For every line in the records below that holds "title", make a copy.

*** Opening of Material supplied ***

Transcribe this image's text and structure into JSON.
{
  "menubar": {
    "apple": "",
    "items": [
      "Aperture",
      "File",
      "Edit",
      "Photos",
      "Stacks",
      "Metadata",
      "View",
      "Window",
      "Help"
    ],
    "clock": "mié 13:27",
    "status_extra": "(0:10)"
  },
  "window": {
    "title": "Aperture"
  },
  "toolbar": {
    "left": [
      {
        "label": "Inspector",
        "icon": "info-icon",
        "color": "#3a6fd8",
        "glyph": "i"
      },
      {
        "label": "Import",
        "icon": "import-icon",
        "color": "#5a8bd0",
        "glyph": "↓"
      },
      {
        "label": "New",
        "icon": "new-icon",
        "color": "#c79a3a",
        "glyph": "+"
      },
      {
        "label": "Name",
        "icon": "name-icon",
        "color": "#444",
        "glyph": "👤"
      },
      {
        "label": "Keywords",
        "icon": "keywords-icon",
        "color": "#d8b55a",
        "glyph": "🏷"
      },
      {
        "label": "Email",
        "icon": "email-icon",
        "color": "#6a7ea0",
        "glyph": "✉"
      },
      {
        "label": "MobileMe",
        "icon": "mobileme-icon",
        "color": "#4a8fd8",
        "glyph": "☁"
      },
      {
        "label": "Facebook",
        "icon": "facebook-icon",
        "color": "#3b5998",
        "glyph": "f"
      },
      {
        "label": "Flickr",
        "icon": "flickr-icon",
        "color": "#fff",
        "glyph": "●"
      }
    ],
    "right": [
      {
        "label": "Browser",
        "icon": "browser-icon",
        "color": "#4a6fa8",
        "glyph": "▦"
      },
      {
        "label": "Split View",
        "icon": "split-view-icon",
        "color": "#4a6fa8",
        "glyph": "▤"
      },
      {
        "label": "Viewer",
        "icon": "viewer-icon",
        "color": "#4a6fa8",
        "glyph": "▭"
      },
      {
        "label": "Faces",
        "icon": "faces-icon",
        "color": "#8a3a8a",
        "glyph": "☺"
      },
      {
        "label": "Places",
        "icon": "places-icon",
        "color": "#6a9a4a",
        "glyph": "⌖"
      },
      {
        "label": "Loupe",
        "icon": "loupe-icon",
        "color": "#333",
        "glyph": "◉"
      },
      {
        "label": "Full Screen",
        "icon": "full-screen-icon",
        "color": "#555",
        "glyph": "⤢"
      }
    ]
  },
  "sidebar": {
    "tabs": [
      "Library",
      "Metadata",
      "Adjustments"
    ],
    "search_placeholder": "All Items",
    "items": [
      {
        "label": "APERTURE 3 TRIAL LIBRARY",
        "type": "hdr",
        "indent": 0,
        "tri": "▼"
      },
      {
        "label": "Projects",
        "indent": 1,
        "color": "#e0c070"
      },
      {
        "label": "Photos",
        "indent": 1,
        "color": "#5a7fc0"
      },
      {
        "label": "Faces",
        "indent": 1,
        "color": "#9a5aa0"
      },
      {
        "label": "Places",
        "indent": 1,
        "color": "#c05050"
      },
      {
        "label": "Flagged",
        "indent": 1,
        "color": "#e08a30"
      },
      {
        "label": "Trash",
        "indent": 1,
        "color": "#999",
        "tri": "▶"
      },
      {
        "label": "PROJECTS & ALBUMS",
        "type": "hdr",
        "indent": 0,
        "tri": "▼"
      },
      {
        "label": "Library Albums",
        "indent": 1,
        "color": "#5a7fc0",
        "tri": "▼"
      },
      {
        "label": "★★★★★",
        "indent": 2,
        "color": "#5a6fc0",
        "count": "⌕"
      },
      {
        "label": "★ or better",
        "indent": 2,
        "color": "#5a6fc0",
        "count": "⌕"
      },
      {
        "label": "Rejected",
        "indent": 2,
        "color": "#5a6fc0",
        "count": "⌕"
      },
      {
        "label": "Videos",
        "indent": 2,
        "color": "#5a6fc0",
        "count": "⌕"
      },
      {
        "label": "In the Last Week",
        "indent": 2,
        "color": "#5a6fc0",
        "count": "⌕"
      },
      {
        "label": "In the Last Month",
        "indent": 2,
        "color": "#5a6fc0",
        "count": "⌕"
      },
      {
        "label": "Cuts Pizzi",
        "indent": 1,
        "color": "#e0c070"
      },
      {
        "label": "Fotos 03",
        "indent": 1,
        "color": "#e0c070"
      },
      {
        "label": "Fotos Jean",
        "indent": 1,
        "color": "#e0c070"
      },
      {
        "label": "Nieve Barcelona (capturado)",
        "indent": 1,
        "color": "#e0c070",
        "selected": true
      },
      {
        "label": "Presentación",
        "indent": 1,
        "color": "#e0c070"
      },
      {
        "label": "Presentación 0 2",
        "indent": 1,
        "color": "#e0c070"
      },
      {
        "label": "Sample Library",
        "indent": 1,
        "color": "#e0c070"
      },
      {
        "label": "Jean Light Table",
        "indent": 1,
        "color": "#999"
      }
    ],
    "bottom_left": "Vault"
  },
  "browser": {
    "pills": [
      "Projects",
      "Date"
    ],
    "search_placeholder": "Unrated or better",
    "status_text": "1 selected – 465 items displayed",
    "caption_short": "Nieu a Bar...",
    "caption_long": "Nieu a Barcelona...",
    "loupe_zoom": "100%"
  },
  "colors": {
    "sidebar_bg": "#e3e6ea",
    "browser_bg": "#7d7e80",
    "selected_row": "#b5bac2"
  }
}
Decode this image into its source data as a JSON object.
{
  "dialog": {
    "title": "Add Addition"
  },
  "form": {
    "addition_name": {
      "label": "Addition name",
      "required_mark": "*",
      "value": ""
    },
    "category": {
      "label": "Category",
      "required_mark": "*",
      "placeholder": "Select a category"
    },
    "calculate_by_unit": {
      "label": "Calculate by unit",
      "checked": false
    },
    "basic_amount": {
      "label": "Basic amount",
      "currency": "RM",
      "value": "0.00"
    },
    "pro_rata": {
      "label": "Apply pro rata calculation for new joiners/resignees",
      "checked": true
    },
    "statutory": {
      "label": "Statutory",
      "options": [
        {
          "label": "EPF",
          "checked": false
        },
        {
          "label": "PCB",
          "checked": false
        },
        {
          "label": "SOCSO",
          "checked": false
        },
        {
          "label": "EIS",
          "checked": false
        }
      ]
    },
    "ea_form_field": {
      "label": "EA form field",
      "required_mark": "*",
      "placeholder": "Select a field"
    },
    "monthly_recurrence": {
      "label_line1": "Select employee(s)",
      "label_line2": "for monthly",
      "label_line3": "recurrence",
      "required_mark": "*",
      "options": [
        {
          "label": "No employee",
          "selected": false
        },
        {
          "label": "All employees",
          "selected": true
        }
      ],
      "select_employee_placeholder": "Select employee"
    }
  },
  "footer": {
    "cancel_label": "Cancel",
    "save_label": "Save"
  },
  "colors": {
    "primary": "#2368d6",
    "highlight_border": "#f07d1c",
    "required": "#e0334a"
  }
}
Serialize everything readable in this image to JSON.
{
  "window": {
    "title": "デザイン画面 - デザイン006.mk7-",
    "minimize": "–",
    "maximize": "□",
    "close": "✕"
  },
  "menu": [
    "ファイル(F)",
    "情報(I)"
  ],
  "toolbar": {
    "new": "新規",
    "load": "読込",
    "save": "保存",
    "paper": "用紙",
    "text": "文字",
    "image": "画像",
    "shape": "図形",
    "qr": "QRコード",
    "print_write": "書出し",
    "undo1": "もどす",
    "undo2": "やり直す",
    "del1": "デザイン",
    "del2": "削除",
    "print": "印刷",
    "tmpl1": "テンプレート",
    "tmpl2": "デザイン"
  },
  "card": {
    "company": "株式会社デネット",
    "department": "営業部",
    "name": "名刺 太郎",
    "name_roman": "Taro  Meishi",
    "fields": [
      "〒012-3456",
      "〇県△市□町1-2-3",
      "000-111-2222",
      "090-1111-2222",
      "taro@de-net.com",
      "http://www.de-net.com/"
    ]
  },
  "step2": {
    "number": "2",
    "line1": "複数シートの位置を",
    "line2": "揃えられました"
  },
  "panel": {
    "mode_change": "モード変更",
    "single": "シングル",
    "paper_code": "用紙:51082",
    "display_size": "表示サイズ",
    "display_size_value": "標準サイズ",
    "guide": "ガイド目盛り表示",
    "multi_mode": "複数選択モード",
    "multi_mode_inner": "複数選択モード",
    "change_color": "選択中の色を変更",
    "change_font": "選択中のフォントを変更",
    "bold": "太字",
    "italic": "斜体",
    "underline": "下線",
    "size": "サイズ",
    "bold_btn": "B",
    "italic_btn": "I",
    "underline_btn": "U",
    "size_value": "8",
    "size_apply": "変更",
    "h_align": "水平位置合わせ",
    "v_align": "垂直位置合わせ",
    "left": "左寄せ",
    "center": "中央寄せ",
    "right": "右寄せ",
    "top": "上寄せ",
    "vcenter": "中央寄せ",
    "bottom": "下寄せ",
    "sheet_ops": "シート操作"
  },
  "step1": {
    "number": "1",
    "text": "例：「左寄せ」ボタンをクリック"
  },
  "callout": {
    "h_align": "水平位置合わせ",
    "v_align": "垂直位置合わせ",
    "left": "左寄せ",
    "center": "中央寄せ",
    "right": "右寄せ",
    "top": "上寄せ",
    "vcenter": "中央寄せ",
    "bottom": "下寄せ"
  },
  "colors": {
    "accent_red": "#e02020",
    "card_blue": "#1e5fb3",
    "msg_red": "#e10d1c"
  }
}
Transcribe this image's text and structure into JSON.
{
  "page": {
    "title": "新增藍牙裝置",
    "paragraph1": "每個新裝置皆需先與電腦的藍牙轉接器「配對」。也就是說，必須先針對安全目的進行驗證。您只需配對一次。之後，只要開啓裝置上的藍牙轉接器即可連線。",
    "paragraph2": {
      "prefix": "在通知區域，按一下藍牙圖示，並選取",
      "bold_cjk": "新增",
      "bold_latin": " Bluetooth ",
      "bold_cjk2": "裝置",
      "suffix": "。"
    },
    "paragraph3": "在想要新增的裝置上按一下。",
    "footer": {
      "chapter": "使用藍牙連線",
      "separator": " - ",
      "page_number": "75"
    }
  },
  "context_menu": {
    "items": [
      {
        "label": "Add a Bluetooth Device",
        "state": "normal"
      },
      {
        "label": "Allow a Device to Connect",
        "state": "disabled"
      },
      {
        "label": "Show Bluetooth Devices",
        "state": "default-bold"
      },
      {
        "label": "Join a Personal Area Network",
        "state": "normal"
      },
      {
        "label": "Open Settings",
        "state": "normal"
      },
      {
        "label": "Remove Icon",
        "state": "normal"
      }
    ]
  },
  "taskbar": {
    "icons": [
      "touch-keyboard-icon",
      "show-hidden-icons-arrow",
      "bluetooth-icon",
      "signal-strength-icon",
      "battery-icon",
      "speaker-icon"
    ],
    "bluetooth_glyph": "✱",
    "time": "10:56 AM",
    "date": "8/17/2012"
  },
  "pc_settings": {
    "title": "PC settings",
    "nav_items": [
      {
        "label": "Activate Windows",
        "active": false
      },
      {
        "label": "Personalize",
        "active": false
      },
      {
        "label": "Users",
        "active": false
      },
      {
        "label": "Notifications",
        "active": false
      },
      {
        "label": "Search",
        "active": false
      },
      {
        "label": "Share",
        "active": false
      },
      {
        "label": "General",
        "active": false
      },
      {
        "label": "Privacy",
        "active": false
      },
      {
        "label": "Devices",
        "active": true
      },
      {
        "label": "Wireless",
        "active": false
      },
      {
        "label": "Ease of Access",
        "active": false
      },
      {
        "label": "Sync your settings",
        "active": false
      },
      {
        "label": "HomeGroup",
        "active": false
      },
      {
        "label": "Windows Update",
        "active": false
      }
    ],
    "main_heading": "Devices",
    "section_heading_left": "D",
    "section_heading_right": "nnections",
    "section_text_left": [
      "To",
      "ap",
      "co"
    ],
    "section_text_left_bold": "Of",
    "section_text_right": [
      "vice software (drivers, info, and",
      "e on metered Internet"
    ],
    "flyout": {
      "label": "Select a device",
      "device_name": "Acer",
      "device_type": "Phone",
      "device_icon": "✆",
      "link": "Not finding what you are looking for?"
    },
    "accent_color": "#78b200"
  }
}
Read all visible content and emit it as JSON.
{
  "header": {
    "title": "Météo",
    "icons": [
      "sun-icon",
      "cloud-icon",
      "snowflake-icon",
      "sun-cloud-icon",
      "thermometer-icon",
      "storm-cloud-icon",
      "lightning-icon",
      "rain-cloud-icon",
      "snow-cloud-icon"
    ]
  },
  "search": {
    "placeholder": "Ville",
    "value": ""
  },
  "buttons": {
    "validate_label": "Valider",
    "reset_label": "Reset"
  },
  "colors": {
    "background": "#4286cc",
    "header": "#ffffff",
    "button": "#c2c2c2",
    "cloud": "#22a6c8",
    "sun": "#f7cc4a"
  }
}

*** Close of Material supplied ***

- Output of the exercise:
    "title": "Aperture"
    "title": "Add Addition"
    "title": "デザイン画面 - デザイン006.mk7-",
    "title": "新增藍牙裝置",
    "title": "PC settings",
    "title": "Météo",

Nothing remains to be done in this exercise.